**Exercise goal:** From the entries below, copy each line in which the word "title" occurs.

*** Block opens ***

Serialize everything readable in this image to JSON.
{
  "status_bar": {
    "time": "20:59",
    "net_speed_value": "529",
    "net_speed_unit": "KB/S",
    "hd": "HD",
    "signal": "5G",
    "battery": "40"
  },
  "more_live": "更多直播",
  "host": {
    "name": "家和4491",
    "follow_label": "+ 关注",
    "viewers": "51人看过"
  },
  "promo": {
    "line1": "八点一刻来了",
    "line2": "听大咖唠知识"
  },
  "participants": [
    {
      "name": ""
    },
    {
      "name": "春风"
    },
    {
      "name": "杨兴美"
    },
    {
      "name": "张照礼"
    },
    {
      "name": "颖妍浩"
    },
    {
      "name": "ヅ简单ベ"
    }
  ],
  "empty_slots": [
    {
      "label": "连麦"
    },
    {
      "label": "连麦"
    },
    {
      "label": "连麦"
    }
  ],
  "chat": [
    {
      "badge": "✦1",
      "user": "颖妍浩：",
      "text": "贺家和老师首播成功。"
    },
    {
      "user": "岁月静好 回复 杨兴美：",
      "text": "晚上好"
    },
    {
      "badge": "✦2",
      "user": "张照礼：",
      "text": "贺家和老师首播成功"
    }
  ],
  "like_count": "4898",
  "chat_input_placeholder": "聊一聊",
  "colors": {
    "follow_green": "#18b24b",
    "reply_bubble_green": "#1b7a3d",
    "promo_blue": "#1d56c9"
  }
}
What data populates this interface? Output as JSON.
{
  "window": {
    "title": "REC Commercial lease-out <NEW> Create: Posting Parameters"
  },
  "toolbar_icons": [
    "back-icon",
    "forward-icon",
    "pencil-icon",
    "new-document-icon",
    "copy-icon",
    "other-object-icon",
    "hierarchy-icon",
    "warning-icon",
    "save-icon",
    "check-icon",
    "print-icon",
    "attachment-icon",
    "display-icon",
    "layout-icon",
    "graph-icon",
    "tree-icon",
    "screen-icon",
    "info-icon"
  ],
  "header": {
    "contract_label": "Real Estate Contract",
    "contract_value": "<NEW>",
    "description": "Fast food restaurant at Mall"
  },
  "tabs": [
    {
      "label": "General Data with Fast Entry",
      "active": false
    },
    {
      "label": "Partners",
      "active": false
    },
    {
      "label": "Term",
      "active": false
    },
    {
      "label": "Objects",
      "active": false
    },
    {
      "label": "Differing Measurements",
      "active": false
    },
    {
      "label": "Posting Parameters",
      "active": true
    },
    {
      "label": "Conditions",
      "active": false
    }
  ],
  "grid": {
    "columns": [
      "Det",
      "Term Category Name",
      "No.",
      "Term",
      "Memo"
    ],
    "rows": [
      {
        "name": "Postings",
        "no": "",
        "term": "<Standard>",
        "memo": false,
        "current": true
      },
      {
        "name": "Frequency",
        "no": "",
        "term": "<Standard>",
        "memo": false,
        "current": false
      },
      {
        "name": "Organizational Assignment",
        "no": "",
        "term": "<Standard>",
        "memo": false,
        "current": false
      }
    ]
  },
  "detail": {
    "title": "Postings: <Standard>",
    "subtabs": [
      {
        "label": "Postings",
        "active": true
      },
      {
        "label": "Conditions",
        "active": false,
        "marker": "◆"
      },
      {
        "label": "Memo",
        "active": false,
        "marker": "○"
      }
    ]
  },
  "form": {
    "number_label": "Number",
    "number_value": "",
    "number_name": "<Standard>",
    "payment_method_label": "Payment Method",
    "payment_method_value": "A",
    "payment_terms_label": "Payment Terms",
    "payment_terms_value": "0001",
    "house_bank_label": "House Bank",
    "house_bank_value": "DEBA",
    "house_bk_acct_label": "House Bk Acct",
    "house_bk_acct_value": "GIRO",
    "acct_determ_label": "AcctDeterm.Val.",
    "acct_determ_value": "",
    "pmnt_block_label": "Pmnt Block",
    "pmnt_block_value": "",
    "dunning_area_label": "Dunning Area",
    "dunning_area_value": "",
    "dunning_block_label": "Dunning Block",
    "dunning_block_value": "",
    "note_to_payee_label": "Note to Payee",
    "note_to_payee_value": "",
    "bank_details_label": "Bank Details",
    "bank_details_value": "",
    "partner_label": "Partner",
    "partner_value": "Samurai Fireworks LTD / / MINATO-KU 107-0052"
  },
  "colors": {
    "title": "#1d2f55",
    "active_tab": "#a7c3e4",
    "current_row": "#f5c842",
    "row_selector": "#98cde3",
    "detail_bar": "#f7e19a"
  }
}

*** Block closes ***

**Answer below:**
    "title": "REC Commercial lease-out <NEW> Create: Posting Parameters"
    "title": "Postings: <Standard>",
    "title": "#1d2f55",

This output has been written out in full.